Anyway, it’s winter now. Shutters down, the stacked-up apartments are in hibernation. The few restaurants and cafés open are delighted to see a visitor, because you’re the only one. There’s a sense of conspiracy afoot. They’ll chat, they’ll serve oysters from the Thau lagoon and Picpoul-de-Pinet wine and the low, late-morning sun will sparkle the water as if announcing the arrival of Shirley Bassey. This coast is dishevelled and so flat that the sea filters inland to create lagoons wherever it pleases. Tailored vineyards, marsh and garrigue scrub country lap round the edges of the holiday towns like Le Grau-du-Roi or St Pierre-sur-Mer.
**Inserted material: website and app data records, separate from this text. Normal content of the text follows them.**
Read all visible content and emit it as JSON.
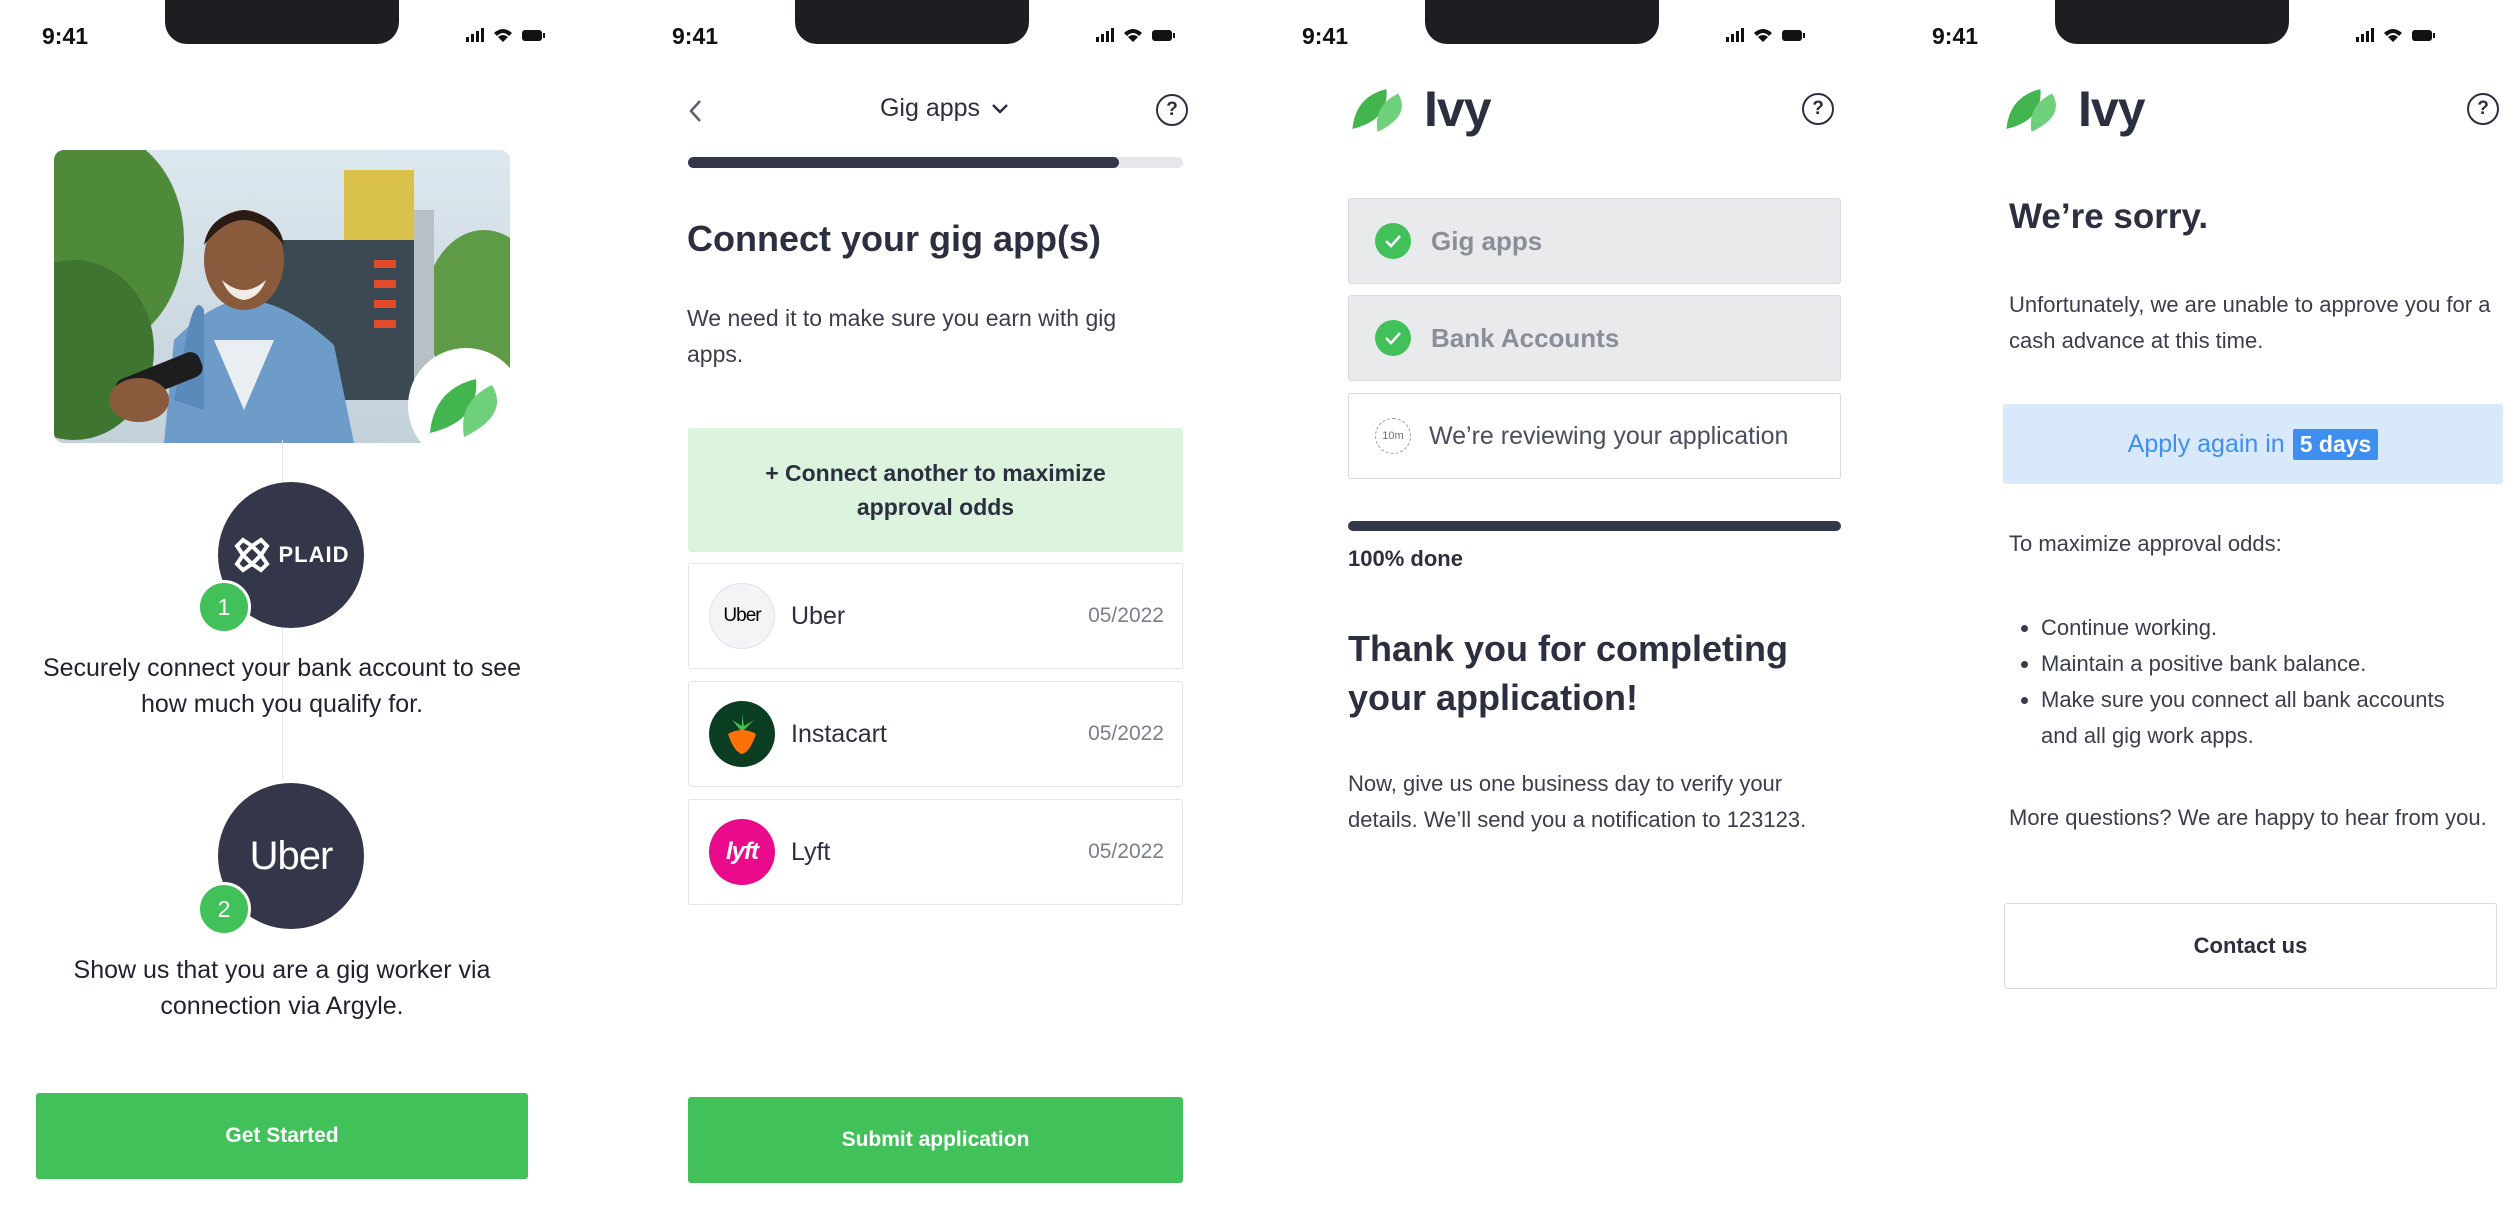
{
  "status_bar": {
    "time": "9:41"
  },
  "colors": {
    "green": "#42c15a",
    "dark": "#33374a",
    "light_green": "#dcf3de",
    "light_blue": "#d8e9fc",
    "blue": "#3f8ff0"
  },
  "screen1": {
    "badge": {
      "plaid_logo": "PLAID",
      "uber_logo": "Uber"
    },
    "step1": {
      "number": "1",
      "text": "Securely connect your bank account to see how much you qualify for."
    },
    "step2": {
      "number": "2",
      "text": "Show us that you are a gig worker via connection via Argyle."
    },
    "cta": "Get Started"
  },
  "screen2": {
    "header_title": "Gig apps",
    "progress": 0.87,
    "title": "Connect your gig app(s)",
    "subtitle": "We need it to make sure you earn with gig apps.",
    "connect_another": "+ Connect another to maximize approval odds",
    "apps": [
      {
        "name": "Uber",
        "date": "05/2022",
        "logo": "Uber"
      },
      {
        "name": "Instacart",
        "date": "05/2022",
        "logo": ""
      },
      {
        "name": "Lyft",
        "date": "05/2022",
        "logo": "lyft"
      }
    ],
    "submit": "Submit application"
  },
  "screen3": {
    "brand": "Ivy",
    "steps": [
      {
        "label": "Gig apps",
        "state": "done"
      },
      {
        "label": "Bank Accounts",
        "state": "done"
      },
      {
        "label": "We’re reviewing your application",
        "state": "pending",
        "timer": "10m"
      }
    ],
    "progress_label": "100% done",
    "progress": 1.0,
    "title": "Thank you for completing your application!",
    "body": "Now, give us one business day to verify your details. We’ll send you a notification to 123123."
  },
  "screen4": {
    "brand": "Ivy",
    "title": "We’re sorry.",
    "body": "Unfortunately, we are unable to approve you for a cash advance at this time.",
    "apply_prefix": "Apply again in",
    "apply_days": "5 days",
    "tips_heading": "To maximize approval odds:",
    "tips": [
      "Continue working.",
      "Maintain a positive bank balance.",
      "Make sure you connect all bank accounts and all gig work apps."
    ],
    "more_questions": "More questions? We are happy to hear from you.",
    "contact": "Contact us"
  }
}
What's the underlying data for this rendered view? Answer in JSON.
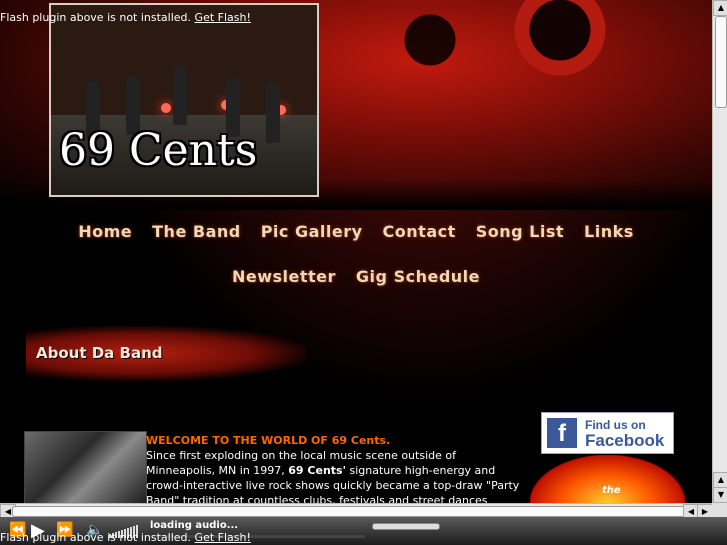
{
  "flash_notice": {
    "text": "Flash plugin above is not installed.",
    "link": "Get Flash!"
  },
  "header": {
    "band_name": "69 Cents"
  },
  "nav": {
    "row1": [
      "Home",
      "The Band",
      "Pic Gallery",
      "Contact",
      "Song List",
      "Links"
    ],
    "row2": [
      "Newsletter",
      "Gig Schedule"
    ]
  },
  "section": {
    "title": "About Da Band"
  },
  "content": {
    "welcome_prefix": "WELCOME TO THE WORLD OF",
    "welcome_band": "69 Cents.",
    "para_1": "Since first exploding on the local music scene outside of Minneapolis, MN in 1997,",
    "para_band": "69 Cents'",
    "para_2": "signature high-energy and crowd-interactive live rock shows quickly became a top-draw \"Party Band\" tradition at countless clubs, festivals and street dances throughout the Twin Cities, greater Minnesota"
  },
  "sidebar": {
    "facebook": {
      "logo": "f",
      "line1": "Find us on",
      "line2": "Facebook"
    },
    "radio": {
      "text": "the"
    }
  },
  "player": {
    "status": "loading audio...",
    "icons": [
      "rewind-icon",
      "play-icon",
      "fast-forward-icon",
      "speaker-icon"
    ]
  }
}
Campsites are empty, water slides and skeletal roller coasters rise abandoned, and jolly signs are jolly in a void. It’s usual to say that this is melancholic. It is also nonsense. Thousands of holidaymakers had the happiest possible time here last summer, and will again next. Right now, the echoes of that happiness linger, enhancing a hint of privilege. At Palavas, funfairs and crazy golf are on hold. The winter sun outstares everyone. The blues of sea and sky meet at the horizon, remaining as distinct as colours on a flag. And, out of town, mine are the only footprints in the sand. Make that “ours”, if I’m lucky enough to have wife, children and grandchildren with me. The best of times, part 2.